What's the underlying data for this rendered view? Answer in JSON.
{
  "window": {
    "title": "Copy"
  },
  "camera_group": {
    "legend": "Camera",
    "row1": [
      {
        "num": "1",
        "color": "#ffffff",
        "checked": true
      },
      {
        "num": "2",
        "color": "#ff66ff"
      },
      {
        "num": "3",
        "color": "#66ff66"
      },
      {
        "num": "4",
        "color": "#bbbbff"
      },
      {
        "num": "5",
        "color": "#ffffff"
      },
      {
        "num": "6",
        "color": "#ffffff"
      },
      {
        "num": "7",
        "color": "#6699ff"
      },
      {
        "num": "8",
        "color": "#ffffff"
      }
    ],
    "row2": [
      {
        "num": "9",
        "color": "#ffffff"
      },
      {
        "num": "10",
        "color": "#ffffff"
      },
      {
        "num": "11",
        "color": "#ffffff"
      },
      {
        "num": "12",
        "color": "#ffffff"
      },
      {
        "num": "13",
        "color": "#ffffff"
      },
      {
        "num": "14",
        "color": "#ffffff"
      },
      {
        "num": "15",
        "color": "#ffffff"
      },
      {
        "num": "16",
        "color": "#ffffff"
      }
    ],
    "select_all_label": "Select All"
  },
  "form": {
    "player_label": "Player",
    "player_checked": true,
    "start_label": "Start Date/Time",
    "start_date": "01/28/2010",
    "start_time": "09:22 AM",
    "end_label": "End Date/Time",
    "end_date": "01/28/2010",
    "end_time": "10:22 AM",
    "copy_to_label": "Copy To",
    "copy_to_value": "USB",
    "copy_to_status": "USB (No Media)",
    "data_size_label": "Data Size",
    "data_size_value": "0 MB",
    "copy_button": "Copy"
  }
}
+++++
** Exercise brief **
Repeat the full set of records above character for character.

** Your solution **
What's the underlying data for this rendered view? Answer in JSON.
{
  "window": {
    "title": "Copy"
  },
  "camera_group": {
    "legend": "Camera",
    "row1": [
      {
        "num": "1",
        "color": "#ffffff",
        "checked": true
      },
      {
        "num": "2",
        "color": "#ff66ff"
      },
      {
        "num": "3",
        "color": "#66ff66"
      },
      {
        "num": "4",
        "color": "#bbbbff"
      },
      {
        "num": "5",
        "color": "#ffffff"
      },
      {
        "num": "6",
        "color": "#ffffff"
      },
      {
        "num": "7",
        "color": "#6699ff"
      },
      {
        "num": "8",
        "color": "#ffffff"
      }
    ],
    "row2": [
      {
        "num": "9",
        "color": "#ffffff"
      },
      {
        "num": "10",
        "color": "#ffffff"
      },
      {
        "num": "11",
        "color": "#ffffff"
      },
      {
        "num": "12",
        "color": "#ffffff"
      },
      {
        "num": "13",
        "color": "#ffffff"
      },
      {
        "num": "14",
        "color": "#ffffff"
      },
      {
        "num": "15",
        "color": "#ffffff"
      },
      {
        "num": "16",
        "color": "#ffffff"
      }
    ],
    "select_all_label": "Select All"
  },
  "form": {
    "player_label": "Player",
    "player_checked": true,
    "start_label": "Start Date/Time",
    "start_date": "01/28/2010",
    "start_time": "09:22 AM",
    "end_label": "End Date/Time",
    "end_date": "01/28/2010",
    "end_time": "10:22 AM",
    "copy_to_label": "Copy To",
    "copy_to_value": "USB",
    "copy_to_status": "USB (No Media)",
    "data_size_label": "Data Size",
    "data_size_value": "0 MB",
    "copy_button": "Copy"
  }
}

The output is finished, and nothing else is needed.